3. Are there any sectors that stand out as particularly attractive to you?

We think aircraft ABS remains attractive, especially selected aircraft engine deals and mezzanine tranches[i] of pre-COVID-19 aircraft deals still trading at distressed levels. Air travel has recovered back to pre-pandemic levels. However, the disruptions to new aircraft production during the pandemic have contributed to long-term aircraft and engine supply constraints. More recently, engine flaws on new-generation aircraft have grounded more planes as they undergo earlier and more frequent maintenance and inspections, adding to the supply woes and increasing the demand for older aircraft and engines. We believe these supply/demand dynamics will support asset values and lease rates in aircraft ABS.

New call-to-action

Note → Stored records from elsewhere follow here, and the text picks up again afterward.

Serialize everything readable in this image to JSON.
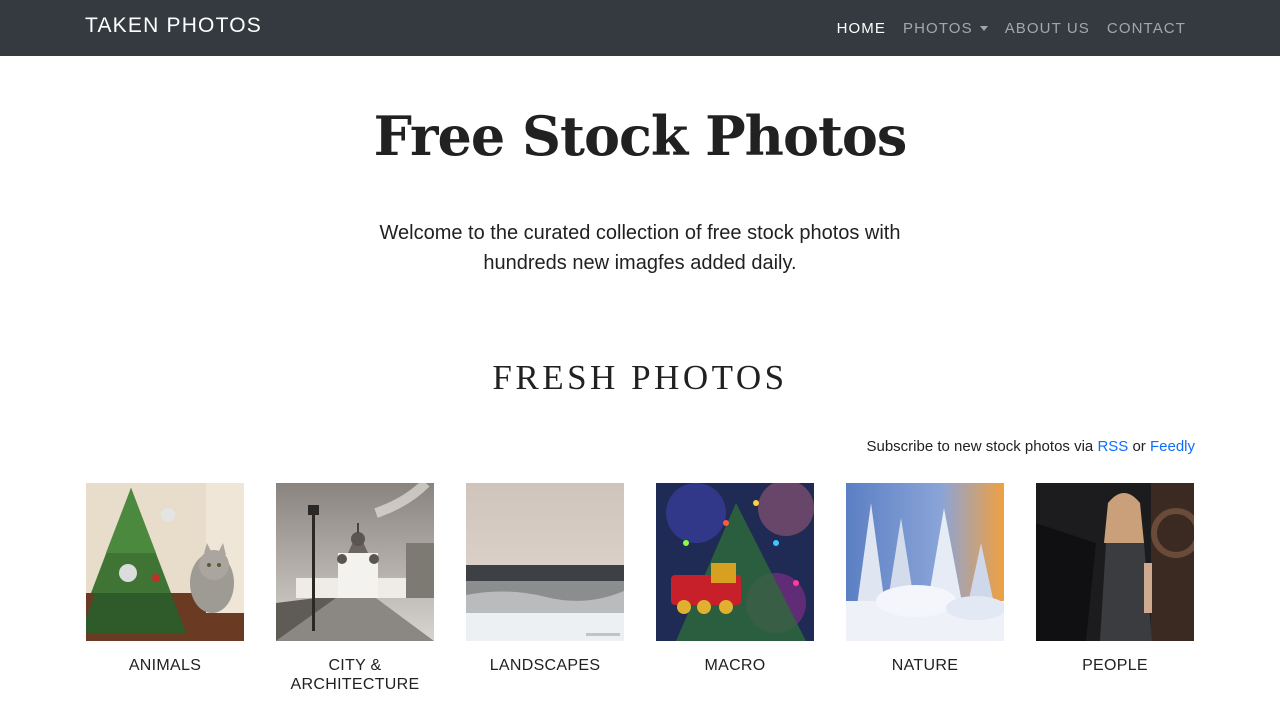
{
  "navbar": {
    "brand": "TAKEN PHOTOS",
    "links": [
      {
        "label": "HOME",
        "active": true
      },
      {
        "label": "PHOTOS",
        "dropdown": true
      },
      {
        "label": "ABOUT US"
      },
      {
        "label": "CONTACT"
      }
    ]
  },
  "hero": {
    "title": "Free Stock Photos",
    "text": "Welcome to the curated collection of free stock photos with hundreds new imagfes added daily."
  },
  "section": {
    "title": "FRESH PHOTOS",
    "subscribe_prefix": "Subscribe to new stock photos via",
    "rss_label": "RSS",
    "or_text": "or",
    "feedly_label": "Feedly"
  },
  "categories": [
    {
      "label": "ANIMALS",
      "image": "cat-and-christmas-tree-photo"
    },
    {
      "label": "CITY & ARCHITECTURE",
      "image": "monastery-street-photo"
    },
    {
      "label": "LANDSCAPES",
      "image": "winter-field-photo"
    },
    {
      "label": "MACRO",
      "image": "christmas-toy-train-photo"
    },
    {
      "label": "NATURE",
      "image": "snowy-forest-sunset-photo"
    },
    {
      "label": "PEOPLE",
      "image": "woman-portrait-photo"
    }
  ],
  "colors": {
    "navbar_bg": "#343a40",
    "link_blue": "#0d6efd",
    "text": "#212121"
  }
}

[i] Mezzanine tranches are hybrid securities located between senior debt and equity in the capital stack. These securities combine debt and equity financing, allowing the lender the right to convert the debt to an equity interest in the event of default.


Charts reprinted by permission. Copyright © 2024 Bank of America Corporation (“BAC”). The use of the above in no way implies that BAC or any of its affiliates endorses the views or interpretation or the use of such information or acts as any endorsement of the use of such information. The information is provided "as is" and none of BAC or any of its affiliates warrants the accuracy or completeness of the information.

This blog post is provided for informational purposes only and should not be construed as investment advice. Any opinions or forecasts contained herein reflect the subjective judgments and assumptions of the authors only and do not necessarily reflect the views of Loomis, Sayles & Company, L.P. Information, including that obtained from outside sources, is believed to be correct, but Loomis Sayles cannot guarantee its accuracy. This material cannot be copied, reproduced or redistributed without authorization. This information is subject to change at any time without notice. Market conditions are extremely fluid and change frequently.




About the Authors

Loomis Sayles analysts are career professionals who offer deep knowledge and experience in a diversity of global asset classes and market sectors. These dedicated experts provide the insight essential to supporting our portfolio management teams across a wide range of investment strategies.

Subscribe to Emails